The first keynotes elaborated on regulatory and technical issues. While Frank Pallas was examining ubiquitous networking and the interaction between technology and regulation, Gerrit Hornung was asking if new technologies can be regulated by data protection laws at all. It was interesting to follow the arguments and especially Gerrit Hornung presented a well-founded perspective that it will be a challenge to protect data by relying on existing and upcoming laws. One example to make this more plastic: Data protection directive 95/46/EC was made 1995, eventually got implemented 1998. Twenty years later – May 2018 – the new General Data Protection Regulation will be legally effective. Within that time-frame, ‘traditional’ computing changed significantly while regulation hardly addressed the new developments adequately. If law were supposed to be the solution it would have been a good addition to reflect on the question if law has the right criteria to address recent everyday practices and processes.
Alexander Roßnagel drew a perspective on responsibilities getting more and more blurry in times of omnipresent and linked devices, known as fog or edge computing. He concluded that it is not clear anymore who – or what – has been and still is processing which data when, that multiple parties are involved and that these parties can hardly be held accountable. He further addressed the issue that technology like data-driven tools and processes are not free of biases. Consequently he requested a stronger reflection on the need for neutrality of technology which he thinks is essential. This demand is interesting from a perspective of critical data studies and value-sensitive-design where it is claimed that technology and data is neither good nor bad nor even neutral but always active and inscribed with specific expectations, understandings, ethics, norms and values (Simon 2016: 223; Iliadis and Russo 2016: 1).

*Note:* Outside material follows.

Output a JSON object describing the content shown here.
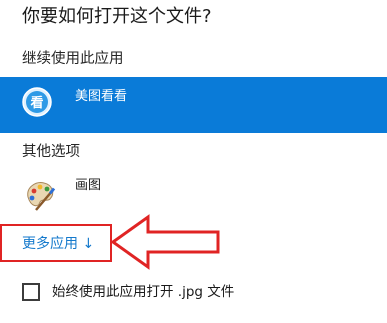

Another interesting question that was raised during the conference was articulated by Martin Degeling and Thomas Herrmann, which were asking about the possibility to modulate socio-technical systems. By showing technology-orientated practical examples (e.g. browser plugins) they explained what possibilities users have to regulate their digital or data double and what procedural and organisational possibilities exist for users to protect themselves. Some important questions however were not debated: Should it be the subject’s own responsibility to intervene in data practices and manage them? How could the user discern and anticipate what data could be used in which way now and in the future? Is this displacement of responsibilities towards users a way the society should go and which ideology is driving this development? What about data literacy, etc.?
This interesting conference focused on essential data-related questions from a broad but commonly shared perspective: Data is linked to fundamental rights, which are rights of defense. Data protection then is supposed to watch over and execute these rights.
Bowker, Geoffrey C. (2005): Memory Practices in the Sciences. London, MIT Press.
Iliadis, Andrew/Russo, Federica (2016): Critical data studies: An introduction. In: Big Data & Society July–December 2016, DOI: 10.1177/2053951716674238.
Simon, J. (2016): Value-Sensitive Design and Responsible Research and Innovation. In: Hansson, S.-O.: The Ethics of Technology – Methods and Approaches. London, Rowman & Littlefield.